(3) intends to engage in the conduct described in subdivision (1) or (2).
See TX SB8 Sec. 171.208

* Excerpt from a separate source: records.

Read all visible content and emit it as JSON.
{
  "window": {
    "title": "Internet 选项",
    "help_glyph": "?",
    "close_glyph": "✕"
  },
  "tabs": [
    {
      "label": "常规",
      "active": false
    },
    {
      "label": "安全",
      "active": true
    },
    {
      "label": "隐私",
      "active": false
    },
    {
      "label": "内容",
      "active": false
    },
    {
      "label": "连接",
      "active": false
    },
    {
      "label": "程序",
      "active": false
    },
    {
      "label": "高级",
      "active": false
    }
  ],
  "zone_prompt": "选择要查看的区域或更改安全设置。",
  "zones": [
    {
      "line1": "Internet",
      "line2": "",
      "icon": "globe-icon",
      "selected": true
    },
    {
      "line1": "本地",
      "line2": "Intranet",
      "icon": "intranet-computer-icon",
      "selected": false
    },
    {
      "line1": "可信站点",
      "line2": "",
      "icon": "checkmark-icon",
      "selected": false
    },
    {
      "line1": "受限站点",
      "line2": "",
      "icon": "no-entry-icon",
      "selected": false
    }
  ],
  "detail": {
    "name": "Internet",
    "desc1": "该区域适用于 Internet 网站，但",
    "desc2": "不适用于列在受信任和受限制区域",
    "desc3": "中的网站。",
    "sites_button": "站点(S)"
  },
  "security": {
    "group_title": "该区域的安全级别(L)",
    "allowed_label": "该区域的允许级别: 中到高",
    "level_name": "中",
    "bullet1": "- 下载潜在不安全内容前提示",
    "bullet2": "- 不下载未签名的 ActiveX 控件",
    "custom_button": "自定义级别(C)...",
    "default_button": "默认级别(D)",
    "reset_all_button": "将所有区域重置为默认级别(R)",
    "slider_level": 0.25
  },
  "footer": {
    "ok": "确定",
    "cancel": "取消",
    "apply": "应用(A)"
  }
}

If a company wanted to offer coverage for procuring abortions in other states through its health benefit plans, there are several legal considerations that the company should be aware of. First, under TX SB8 Sec. 171.208 (2), it is unlawful for any individual to aid or abet an individual in procuring an abortion. The Texas statute specifically prohibits “abortion[s] of unborn child[ren] with detectable fetal heartbeat[s]” and outlaws the conduct of physicians that “knowingly perform or induce an abortion on a pregnant woman if the physical detected a fetal heartbeat.” The statute itself defines a physician as “an individual licensed to practice medicine in this state.” So, the violations referenced in the statute arguably are limited only to those abortions conducted contrary to the statute by Texas physicians. If an organization’s health plan allows, as a benefit, costs to be recovered for traveling to procure an abortion in another state – then that would not be an action that would incur civil liability by a Texas physician. The statute legislates that abortions performed by Texas physicians are unlawful; it does not refer to travel to other states, and no court has yet opined on the scope of the statute in that context. But, even if a lawsuit was brought under that theory, the company could raise the general presumption against extraterritorial application of state law.Continue reading